=== RECORDS SHOWN ===
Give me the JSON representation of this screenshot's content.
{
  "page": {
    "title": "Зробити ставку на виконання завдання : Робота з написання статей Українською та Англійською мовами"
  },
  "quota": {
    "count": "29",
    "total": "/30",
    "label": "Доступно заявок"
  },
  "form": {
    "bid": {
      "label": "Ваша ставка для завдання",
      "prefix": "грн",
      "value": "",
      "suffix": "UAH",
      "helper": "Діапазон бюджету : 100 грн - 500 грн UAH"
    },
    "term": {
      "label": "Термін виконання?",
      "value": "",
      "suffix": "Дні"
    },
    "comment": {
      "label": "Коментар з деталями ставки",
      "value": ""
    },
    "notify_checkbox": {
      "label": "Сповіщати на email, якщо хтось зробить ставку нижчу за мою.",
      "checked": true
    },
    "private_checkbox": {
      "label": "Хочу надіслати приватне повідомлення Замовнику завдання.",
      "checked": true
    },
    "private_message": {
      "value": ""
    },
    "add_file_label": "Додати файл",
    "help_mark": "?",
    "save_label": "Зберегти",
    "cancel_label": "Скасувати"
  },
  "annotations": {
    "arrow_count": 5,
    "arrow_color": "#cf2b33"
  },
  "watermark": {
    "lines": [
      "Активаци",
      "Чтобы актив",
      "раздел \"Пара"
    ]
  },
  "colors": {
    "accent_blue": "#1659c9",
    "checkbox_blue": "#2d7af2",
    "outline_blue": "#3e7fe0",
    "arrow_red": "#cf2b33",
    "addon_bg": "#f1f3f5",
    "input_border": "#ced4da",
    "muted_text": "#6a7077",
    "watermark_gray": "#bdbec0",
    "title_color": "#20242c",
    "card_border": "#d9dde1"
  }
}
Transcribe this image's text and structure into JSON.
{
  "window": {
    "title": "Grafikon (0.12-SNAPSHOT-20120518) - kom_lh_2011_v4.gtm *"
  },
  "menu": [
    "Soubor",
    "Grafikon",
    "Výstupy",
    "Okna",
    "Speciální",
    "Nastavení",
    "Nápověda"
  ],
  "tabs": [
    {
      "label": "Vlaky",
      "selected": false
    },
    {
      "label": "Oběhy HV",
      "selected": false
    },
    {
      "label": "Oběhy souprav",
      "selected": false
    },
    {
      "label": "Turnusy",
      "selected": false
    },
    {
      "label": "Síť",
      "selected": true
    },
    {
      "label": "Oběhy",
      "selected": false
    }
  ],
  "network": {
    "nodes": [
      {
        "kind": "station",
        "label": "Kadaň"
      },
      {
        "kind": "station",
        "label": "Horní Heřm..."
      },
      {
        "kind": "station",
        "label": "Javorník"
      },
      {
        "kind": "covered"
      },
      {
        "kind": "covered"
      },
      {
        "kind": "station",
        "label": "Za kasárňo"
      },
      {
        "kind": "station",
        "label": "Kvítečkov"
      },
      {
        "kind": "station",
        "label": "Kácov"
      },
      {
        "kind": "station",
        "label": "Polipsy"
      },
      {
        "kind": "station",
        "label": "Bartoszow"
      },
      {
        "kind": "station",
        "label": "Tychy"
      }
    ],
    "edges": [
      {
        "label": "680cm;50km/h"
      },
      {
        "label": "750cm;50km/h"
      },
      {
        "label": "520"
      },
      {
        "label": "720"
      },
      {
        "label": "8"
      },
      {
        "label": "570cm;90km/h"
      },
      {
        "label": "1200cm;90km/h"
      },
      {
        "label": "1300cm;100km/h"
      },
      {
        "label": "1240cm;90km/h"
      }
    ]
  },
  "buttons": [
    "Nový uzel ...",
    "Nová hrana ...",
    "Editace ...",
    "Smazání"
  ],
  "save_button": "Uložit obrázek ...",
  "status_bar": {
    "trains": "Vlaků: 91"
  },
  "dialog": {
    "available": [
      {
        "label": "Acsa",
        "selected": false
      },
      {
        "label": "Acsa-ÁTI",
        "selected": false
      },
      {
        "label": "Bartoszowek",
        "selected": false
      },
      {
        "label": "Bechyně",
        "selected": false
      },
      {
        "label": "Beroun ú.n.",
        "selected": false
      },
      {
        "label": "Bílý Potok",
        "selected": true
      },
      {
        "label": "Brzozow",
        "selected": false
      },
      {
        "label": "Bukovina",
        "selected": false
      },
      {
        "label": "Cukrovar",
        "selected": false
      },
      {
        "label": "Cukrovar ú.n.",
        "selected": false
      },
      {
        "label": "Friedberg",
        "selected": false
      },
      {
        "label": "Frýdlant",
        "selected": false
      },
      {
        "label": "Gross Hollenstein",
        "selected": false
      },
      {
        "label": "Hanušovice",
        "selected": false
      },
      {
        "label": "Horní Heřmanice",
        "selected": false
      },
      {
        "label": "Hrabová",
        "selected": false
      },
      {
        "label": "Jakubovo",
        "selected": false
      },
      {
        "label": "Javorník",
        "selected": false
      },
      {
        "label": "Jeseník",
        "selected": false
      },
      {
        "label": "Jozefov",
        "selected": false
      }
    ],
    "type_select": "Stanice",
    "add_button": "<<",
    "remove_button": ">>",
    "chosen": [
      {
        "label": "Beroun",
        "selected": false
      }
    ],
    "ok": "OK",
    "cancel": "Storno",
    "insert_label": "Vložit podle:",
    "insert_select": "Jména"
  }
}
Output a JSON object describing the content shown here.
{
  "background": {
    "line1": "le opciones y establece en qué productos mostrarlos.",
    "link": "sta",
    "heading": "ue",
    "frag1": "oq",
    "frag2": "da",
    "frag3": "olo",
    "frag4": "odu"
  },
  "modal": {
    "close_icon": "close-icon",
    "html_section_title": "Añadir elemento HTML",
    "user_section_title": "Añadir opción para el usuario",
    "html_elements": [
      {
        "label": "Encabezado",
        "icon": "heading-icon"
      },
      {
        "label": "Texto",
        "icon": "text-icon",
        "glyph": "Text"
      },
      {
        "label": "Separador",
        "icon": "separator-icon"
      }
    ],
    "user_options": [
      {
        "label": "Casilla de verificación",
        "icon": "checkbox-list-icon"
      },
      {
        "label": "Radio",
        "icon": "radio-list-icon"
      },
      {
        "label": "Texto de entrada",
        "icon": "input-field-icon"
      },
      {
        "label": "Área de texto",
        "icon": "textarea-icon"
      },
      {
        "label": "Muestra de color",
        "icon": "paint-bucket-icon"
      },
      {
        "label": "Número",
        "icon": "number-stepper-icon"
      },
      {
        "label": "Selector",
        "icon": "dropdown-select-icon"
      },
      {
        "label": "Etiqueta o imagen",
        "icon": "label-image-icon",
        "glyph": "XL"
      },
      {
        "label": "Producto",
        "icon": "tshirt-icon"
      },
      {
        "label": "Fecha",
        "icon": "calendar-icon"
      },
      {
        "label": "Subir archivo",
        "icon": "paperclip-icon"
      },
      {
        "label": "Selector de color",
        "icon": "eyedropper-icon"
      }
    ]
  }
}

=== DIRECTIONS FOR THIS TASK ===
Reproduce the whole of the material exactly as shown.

=== EXERCISE OUTPUT ===
Give me the JSON representation of this screenshot's content.
{
  "page": {
    "title": "Зробити ставку на виконання завдання : Робота з написання статей Українською та Англійською мовами"
  },
  "quota": {
    "count": "29",
    "total": "/30",
    "label": "Доступно заявок"
  },
  "form": {
    "bid": {
      "label": "Ваша ставка для завдання",
      "prefix": "грн",
      "value": "",
      "suffix": "UAH",
      "helper": "Діапазон бюджету : 100 грн - 500 грн UAH"
    },
    "term": {
      "label": "Термін виконання?",
      "value": "",
      "suffix": "Дні"
    },
    "comment": {
      "label": "Коментар з деталями ставки",
      "value": ""
    },
    "notify_checkbox": {
      "label": "Сповіщати на email, якщо хтось зробить ставку нижчу за мою.",
      "checked": true
    },
    "private_checkbox": {
      "label": "Хочу надіслати приватне повідомлення Замовнику завдання.",
      "checked": true
    },
    "private_message": {
      "value": ""
    },
    "add_file_label": "Додати файл",
    "help_mark": "?",
    "save_label": "Зберегти",
    "cancel_label": "Скасувати"
  },
  "annotations": {
    "arrow_count": 5,
    "arrow_color": "#cf2b33"
  },
  "watermark": {
    "lines": [
      "Активаци",
      "Чтобы актив",
      "раздел \"Пара"
    ]
  },
  "colors": {
    "accent_blue": "#1659c9",
    "checkbox_blue": "#2d7af2",
    "outline_blue": "#3e7fe0",
    "arrow_red": "#cf2b33",
    "addon_bg": "#f1f3f5",
    "input_border": "#ced4da",
    "muted_text": "#6a7077",
    "watermark_gray": "#bdbec0",
    "title_color": "#20242c",
    "card_border": "#d9dde1"
  }
}
Transcribe this image's text and structure into JSON.
{
  "window": {
    "title": "Grafikon (0.12-SNAPSHOT-20120518) - kom_lh_2011_v4.gtm *"
  },
  "menu": [
    "Soubor",
    "Grafikon",
    "Výstupy",
    "Okna",
    "Speciální",
    "Nastavení",
    "Nápověda"
  ],
  "tabs": [
    {
      "label": "Vlaky",
      "selected": false
    },
    {
      "label": "Oběhy HV",
      "selected": false
    },
    {
      "label": "Oběhy souprav",
      "selected": false
    },
    {
      "label": "Turnusy",
      "selected": false
    },
    {
      "label": "Síť",
      "selected": true
    },
    {
      "label": "Oběhy",
      "selected": false
    }
  ],
  "network": {
    "nodes": [
      {
        "kind": "station",
        "label": "Kadaň"
      },
      {
        "kind": "station",
        "label": "Horní Heřm..."
      },
      {
        "kind": "station",
        "label": "Javorník"
      },
      {
        "kind": "covered"
      },
      {
        "kind": "covered"
      },
      {
        "kind": "station",
        "label": "Za kasárňo"
      },
      {
        "kind": "station",
        "label": "Kvítečkov"
      },
      {
        "kind": "station",
        "label": "Kácov"
      },
      {
        "kind": "station",
        "label": "Polipsy"
      },
      {
        "kind": "station",
        "label": "Bartoszow"
      },
      {
        "kind": "station",
        "label": "Tychy"
      }
    ],
    "edges": [
      {
        "label": "680cm;50km/h"
      },
      {
        "label": "750cm;50km/h"
      },
      {
        "label": "520"
      },
      {
        "label": "720"
      },
      {
        "label": "8"
      },
      {
        "label": "570cm;90km/h"
      },
      {
        "label": "1200cm;90km/h"
      },
      {
        "label": "1300cm;100km/h"
      },
      {
        "label": "1240cm;90km/h"
      }
    ]
  },
  "buttons": [
    "Nový uzel ...",
    "Nová hrana ...",
    "Editace ...",
    "Smazání"
  ],
  "save_button": "Uložit obrázek ...",
  "status_bar": {
    "trains": "Vlaků: 91"
  },
  "dialog": {
    "available": [
      {
        "label": "Acsa",
        "selected": false
      },
      {
        "label": "Acsa-ÁTI",
        "selected": false
      },
      {
        "label": "Bartoszowek",
        "selected": false
      },
      {
        "label": "Bechyně",
        "selected": false
      },
      {
        "label": "Beroun ú.n.",
        "selected": false
      },
      {
        "label": "Bílý Potok",
        "selected": true
      },
      {
        "label": "Brzozow",
        "selected": false
      },
      {
        "label": "Bukovina",
        "selected": false
      },
      {
        "label": "Cukrovar",
        "selected": false
      },
      {
        "label": "Cukrovar ú.n.",
        "selected": false
      },
      {
        "label": "Friedberg",
        "selected": false
      },
      {
        "label": "Frýdlant",
        "selected": false
      },
      {
        "label": "Gross Hollenstein",
        "selected": false
      },
      {
        "label": "Hanušovice",
        "selected": false
      },
      {
        "label": "Horní Heřmanice",
        "selected": false
      },
      {
        "label": "Hrabová",
        "selected": false
      },
      {
        "label": "Jakubovo",
        "selected": false
      },
      {
        "label": "Javorník",
        "selected": false
      },
      {
        "label": "Jeseník",
        "selected": false
      },
      {
        "label": "Jozefov",
        "selected": false
      }
    ],
    "type_select": "Stanice",
    "add_button": "<<",
    "remove_button": ">>",
    "chosen": [
      {
        "label": "Beroun",
        "selected": false
      }
    ],
    "ok": "OK",
    "cancel": "Storno",
    "insert_label": "Vložit podle:",
    "insert_select": "Jména"
  }
}
Output a JSON object describing the content shown here.
{
  "background": {
    "line1": "le opciones y establece en qué productos mostrarlos.",
    "link": "sta",
    "heading": "ue",
    "frag1": "oq",
    "frag2": "da",
    "frag3": "olo",
    "frag4": "odu"
  },
  "modal": {
    "close_icon": "close-icon",
    "html_section_title": "Añadir elemento HTML",
    "user_section_title": "Añadir opción para el usuario",
    "html_elements": [
      {
        "label": "Encabezado",
        "icon": "heading-icon"
      },
      {
        "label": "Texto",
        "icon": "text-icon",
        "glyph": "Text"
      },
      {
        "label": "Separador",
        "icon": "separator-icon"
      }
    ],
    "user_options": [
      {
        "label": "Casilla de verificación",
        "icon": "checkbox-list-icon"
      },
      {
        "label": "Radio",
        "icon": "radio-list-icon"
      },
      {
        "label": "Texto de entrada",
        "icon": "input-field-icon"
      },
      {
        "label": "Área de texto",
        "icon": "textarea-icon"
      },
      {
        "label": "Muestra de color",
        "icon": "paint-bucket-icon"
      },
      {
        "label": "Número",
        "icon": "number-stepper-icon"
      },
      {
        "label": "Selector",
        "icon": "dropdown-select-icon"
      },
      {
        "label": "Etiqueta o imagen",
        "icon": "label-image-icon",
        "glyph": "XL"
      },
      {
        "label": "Producto",
        "icon": "tshirt-icon"
      },
      {
        "label": "Fecha",
        "icon": "calendar-icon"
      },
      {
        "label": "Subir archivo",
        "icon": "paperclip-icon"
      },
      {
        "label": "Selector de color",
        "icon": "eyedropper-icon"
      }
    ]
  }
}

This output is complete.